Texte paru dans: / Appeared in:
Outil de traduction
Luzzaschi’s Madrigali, printed in 1601, supposedly contains the music that the ‘three ladies’ of Ferrara sang privately for Duke Alfonso II d’Este and his guests in the 1580s: only 12 pieces, but all of them include the most terrifying embellishments written out in detail and with a fully written-out continuo part. For some reason, the full set has only seldom been recorded (I think the last was La Venexiana and Claudio Cavina on Glossa in 2011); but it was an obvious choice for the three magically matched and precise voices of La Néréide, singers who met while studying at the conservatory in Geneva. Every moment of this issue is absolutely gorgeous in sound and thoroughly controlled (that is to say that the semiquavers are dead right but the faster embellishments get a bit averaged); and the lower notes of the unusually wide range are sometimes treated a touch gently. And the three instrumentalists play with just the right combination of invention and deference throughout. To fill out the album they add the single (tiny) madrigal for three sopranos of Marenzio and the single (slightly longer) one of Monteverdi plus three absolutely mouth-watering trios from Francesca Caccini’s 1625 opera La liberazzione di Ruggiero dall’isola d’Alcina.
I have to say that my all-time favourite performance of anything by Luzzaschi remains Perrine Devillers singing ‘Aura soave’ with Elam Rotem (available on YouTube). I also have to say that I keep wondering what the current stars of bel canto would make of it (Nadine Sierra and Pretty Yende: why not give it a go?). But this remains a wonderfully rounded and satisfying disc, one to treasure.
pays et votre devise en accédant au site de

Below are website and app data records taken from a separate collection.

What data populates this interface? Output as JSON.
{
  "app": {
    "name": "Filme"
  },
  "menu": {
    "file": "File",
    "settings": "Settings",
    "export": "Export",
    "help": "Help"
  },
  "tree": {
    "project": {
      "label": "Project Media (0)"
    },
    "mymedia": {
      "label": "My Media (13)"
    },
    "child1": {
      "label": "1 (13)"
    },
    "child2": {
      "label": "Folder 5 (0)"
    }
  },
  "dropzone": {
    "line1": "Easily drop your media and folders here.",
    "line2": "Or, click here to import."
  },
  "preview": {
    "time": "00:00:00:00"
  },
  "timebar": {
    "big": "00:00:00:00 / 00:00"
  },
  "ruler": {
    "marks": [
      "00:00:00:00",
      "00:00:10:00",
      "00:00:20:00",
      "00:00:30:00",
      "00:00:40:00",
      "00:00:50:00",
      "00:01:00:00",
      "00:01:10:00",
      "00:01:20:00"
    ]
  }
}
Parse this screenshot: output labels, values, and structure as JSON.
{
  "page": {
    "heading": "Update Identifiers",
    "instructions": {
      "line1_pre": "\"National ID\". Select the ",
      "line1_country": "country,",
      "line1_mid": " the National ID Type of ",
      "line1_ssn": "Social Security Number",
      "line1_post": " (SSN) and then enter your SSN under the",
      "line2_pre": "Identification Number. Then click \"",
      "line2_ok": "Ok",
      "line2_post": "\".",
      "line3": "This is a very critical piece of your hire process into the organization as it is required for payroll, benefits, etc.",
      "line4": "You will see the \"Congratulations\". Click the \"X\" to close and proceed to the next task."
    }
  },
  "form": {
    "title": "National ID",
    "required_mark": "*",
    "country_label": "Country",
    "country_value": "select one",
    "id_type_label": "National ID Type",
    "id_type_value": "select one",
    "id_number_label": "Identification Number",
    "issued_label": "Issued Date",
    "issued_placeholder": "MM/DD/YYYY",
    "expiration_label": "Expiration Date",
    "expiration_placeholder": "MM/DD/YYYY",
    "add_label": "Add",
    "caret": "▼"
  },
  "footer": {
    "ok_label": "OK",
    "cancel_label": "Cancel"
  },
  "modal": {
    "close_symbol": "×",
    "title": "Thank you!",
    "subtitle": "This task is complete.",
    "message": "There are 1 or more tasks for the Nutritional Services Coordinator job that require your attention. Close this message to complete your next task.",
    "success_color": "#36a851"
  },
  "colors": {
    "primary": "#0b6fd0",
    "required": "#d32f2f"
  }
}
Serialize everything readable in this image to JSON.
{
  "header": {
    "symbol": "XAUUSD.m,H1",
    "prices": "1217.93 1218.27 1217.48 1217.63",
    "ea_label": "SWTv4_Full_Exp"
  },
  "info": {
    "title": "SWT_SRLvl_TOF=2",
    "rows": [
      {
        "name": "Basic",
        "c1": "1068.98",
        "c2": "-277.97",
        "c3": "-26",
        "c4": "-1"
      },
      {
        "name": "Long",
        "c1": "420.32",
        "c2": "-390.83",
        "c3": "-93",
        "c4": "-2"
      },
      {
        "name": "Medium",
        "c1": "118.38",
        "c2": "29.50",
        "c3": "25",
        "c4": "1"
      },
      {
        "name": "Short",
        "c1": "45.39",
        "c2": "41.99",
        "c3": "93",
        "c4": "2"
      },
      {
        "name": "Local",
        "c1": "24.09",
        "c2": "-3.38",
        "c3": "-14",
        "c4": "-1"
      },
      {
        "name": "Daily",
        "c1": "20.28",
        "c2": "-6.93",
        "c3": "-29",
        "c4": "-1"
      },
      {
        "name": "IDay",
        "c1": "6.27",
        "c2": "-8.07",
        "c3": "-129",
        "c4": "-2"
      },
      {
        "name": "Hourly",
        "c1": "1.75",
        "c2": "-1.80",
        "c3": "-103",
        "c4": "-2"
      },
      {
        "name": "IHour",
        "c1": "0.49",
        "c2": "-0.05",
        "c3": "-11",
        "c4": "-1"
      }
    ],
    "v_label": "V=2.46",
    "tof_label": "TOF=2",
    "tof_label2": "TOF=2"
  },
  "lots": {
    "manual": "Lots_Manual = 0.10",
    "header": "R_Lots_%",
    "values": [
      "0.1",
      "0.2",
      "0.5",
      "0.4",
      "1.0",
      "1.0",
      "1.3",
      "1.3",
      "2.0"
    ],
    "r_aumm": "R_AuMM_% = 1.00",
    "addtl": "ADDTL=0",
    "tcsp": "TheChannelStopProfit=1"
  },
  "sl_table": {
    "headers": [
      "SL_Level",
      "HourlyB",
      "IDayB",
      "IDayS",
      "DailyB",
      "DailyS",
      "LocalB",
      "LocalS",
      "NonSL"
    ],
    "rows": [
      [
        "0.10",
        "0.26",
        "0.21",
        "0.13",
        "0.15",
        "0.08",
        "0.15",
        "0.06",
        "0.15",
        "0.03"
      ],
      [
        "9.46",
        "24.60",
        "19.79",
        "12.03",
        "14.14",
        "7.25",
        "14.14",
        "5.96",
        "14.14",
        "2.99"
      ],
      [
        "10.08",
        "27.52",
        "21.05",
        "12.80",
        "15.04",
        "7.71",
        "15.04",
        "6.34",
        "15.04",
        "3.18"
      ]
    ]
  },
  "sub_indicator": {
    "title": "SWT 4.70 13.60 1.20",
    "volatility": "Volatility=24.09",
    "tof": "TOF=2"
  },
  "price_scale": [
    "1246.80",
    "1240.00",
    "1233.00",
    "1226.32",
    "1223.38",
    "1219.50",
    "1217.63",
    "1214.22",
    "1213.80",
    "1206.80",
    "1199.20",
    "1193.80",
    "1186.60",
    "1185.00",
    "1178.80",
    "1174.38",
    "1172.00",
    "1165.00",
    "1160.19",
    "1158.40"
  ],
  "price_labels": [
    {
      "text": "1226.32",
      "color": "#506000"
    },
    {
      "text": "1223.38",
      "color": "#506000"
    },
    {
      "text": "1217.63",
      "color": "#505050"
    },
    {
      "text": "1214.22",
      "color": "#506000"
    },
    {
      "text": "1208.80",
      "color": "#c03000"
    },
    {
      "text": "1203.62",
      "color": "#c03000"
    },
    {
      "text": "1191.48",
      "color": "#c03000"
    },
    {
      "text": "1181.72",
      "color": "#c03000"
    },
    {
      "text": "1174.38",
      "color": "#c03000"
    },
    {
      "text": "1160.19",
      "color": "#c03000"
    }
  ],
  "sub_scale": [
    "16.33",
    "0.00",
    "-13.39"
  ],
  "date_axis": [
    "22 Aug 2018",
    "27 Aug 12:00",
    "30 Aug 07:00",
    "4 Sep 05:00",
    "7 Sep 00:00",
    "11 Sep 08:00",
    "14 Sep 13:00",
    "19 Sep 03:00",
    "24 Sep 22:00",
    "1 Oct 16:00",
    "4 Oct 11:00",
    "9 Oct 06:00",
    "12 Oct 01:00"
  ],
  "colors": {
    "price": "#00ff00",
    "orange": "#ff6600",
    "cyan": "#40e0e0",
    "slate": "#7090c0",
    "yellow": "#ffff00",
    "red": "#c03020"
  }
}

Choose your country
Cliquez l'un ou l'autre
bouton pour découvrir bien d'autres critiques de CD
Click either button for many other reviews